## Work to complete
Report how many lines in the entries below have the word "heading" in them, and give no other words.

## Listed records
"""

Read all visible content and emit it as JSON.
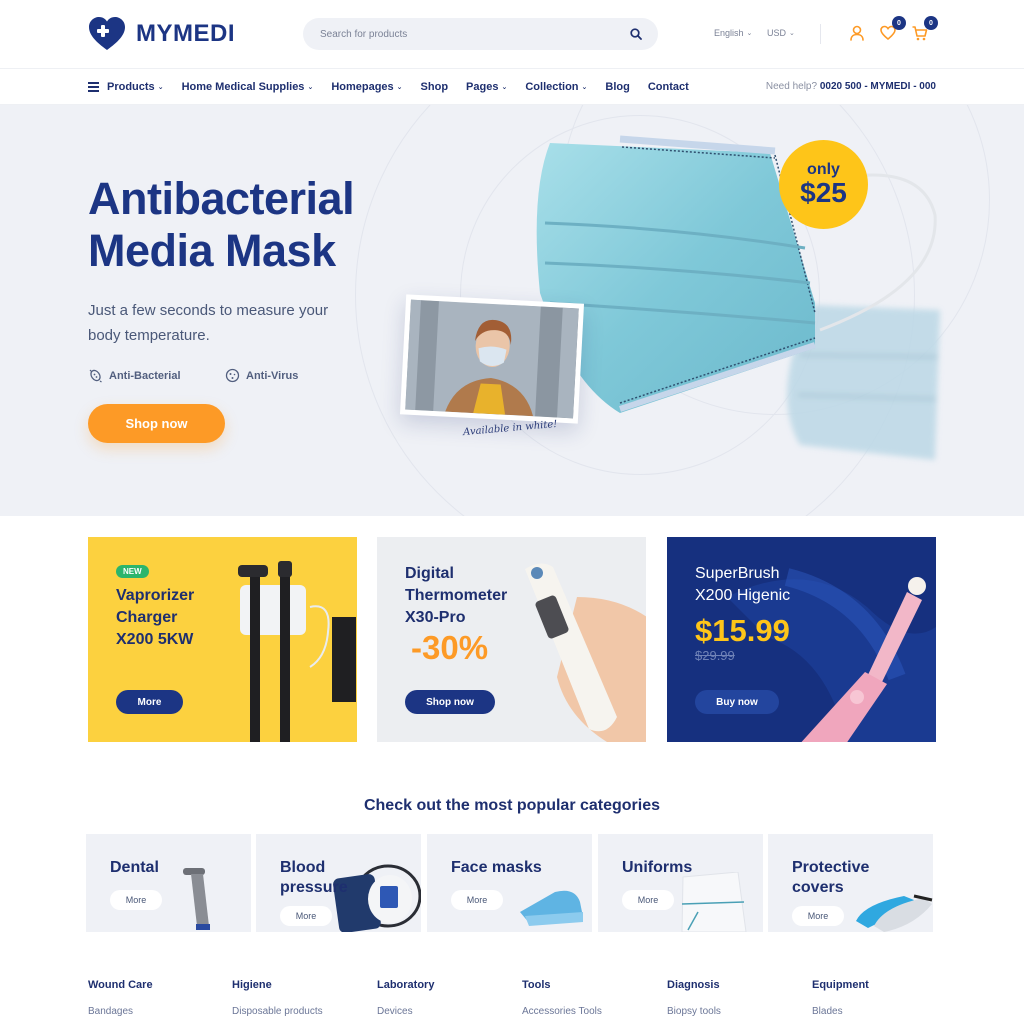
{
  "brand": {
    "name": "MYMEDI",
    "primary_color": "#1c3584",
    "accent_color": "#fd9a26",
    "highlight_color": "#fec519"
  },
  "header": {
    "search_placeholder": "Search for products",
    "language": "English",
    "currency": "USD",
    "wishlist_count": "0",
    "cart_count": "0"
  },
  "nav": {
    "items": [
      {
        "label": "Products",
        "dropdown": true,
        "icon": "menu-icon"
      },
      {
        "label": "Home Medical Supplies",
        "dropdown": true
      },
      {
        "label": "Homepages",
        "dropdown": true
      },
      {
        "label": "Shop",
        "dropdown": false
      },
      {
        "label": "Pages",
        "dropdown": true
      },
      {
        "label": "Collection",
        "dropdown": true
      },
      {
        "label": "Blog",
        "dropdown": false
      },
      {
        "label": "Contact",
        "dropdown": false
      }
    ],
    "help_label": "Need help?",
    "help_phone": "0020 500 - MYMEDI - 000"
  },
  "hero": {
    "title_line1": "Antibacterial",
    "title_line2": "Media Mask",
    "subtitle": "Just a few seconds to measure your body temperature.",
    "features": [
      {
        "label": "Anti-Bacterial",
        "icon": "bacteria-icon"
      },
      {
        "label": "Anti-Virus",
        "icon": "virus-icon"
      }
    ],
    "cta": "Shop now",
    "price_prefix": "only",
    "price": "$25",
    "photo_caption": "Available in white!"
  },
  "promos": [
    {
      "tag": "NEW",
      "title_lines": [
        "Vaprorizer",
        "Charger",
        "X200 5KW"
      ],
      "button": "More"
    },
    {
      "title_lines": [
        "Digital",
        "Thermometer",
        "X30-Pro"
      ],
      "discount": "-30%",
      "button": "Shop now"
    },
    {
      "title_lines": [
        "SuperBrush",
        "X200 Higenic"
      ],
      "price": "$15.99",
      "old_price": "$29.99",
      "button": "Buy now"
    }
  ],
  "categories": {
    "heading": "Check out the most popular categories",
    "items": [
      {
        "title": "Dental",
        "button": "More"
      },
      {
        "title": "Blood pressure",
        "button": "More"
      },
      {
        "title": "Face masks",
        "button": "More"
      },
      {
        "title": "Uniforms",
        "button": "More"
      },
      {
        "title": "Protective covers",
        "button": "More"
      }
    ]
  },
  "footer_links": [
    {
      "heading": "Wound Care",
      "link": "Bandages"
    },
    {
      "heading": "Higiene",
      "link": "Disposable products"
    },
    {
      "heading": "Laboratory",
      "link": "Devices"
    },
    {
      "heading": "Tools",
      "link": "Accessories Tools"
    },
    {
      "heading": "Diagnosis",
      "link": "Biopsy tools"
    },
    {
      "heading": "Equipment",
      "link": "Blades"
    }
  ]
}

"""

## Your solution
7